Status of water treatment plants in India
Report from the Central Pollution Control Board (India)
Water is a precious commodity. Most of the earth water is sea water. About 2.5% of the water is fresh water that does not contain significant levels of dissolved minerals or salt and two third of that is frozen in ice caps and glaciers. In total only 0.01% of the total water of the planet is accessible for consumption. Clean drinking water is a basic human need. Unfortunately, more than one in six people still lack reliable access to this precious resource in developing world.
India accounts for 2.45% of land area and 4% of water resources of the world but represents 16% of the world population. With the present population growth-rate (1.9 per cent per year), the population is expected to cross the 1.5 billion mark by 2050. The Planning Commission, Government of India has estimated the water demand increase from 710 BCM (Billion Cubic Meters) in 2010 to almost 1180 BCM in 2050 with domestic and industrial water consumption expected to increase almost2.5 times. The trend of urbanization in India is exerting stress on civic authorities to provide basic requirement such as safe drinking water, sanitation and infrastructure. The rapid growth of population has exerted the portable water demand, which requires exploration of raw water sources, developing treatment and distribution systems.
The raw water quality available in India varies significantly, resulting in modifications to the conventional water treatment scheme consisting of aeration, chemical coagulation, flocculation, sedimentation, filtration and disinfection. The backwash water and sludge generation from water treatment plants are of environment concern in terms of disposal. Therefore, optimization of chemical dosing and filter runs carries importance to reduce the rejects from the water treatment plants. Also there is a need to study the water treatment plants for their operational status and to explore the best feasible mechanism to ensure proper drinking water production with least possible rejects and its management. With this backdrop, the Central Pollution Control Board (CPCB), studied water treatment plants located across the country, for prevailing raw water quality, water treatment technologies, operational practices, chemical consumption and rejects management.
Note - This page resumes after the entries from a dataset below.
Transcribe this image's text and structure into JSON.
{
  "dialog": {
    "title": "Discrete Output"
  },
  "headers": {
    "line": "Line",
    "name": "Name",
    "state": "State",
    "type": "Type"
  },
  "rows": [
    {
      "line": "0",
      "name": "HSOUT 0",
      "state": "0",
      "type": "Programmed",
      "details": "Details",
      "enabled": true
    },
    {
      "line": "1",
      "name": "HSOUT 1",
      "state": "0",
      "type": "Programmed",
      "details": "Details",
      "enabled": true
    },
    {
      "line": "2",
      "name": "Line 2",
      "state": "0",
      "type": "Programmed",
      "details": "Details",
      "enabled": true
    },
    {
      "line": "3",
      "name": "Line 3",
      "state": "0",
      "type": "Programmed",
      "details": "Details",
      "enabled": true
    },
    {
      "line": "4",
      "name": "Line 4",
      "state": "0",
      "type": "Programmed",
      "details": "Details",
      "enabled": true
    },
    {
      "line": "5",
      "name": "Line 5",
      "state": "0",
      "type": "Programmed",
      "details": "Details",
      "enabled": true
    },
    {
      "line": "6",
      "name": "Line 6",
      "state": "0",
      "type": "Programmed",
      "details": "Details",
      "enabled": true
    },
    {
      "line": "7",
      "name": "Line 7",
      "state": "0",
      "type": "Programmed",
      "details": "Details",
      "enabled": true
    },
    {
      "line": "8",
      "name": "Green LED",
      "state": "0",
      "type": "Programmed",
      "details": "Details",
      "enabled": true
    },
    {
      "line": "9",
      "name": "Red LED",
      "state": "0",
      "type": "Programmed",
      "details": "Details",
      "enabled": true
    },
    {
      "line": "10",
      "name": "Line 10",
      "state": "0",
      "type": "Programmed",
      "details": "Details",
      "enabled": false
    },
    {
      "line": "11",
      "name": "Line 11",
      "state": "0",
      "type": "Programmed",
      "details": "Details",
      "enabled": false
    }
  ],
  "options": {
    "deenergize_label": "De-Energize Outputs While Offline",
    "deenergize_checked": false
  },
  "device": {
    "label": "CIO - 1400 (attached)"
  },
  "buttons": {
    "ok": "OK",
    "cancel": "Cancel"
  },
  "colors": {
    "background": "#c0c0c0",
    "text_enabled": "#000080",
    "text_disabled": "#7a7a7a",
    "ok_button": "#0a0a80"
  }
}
This document presents study findings and views for better management of water treatment plants.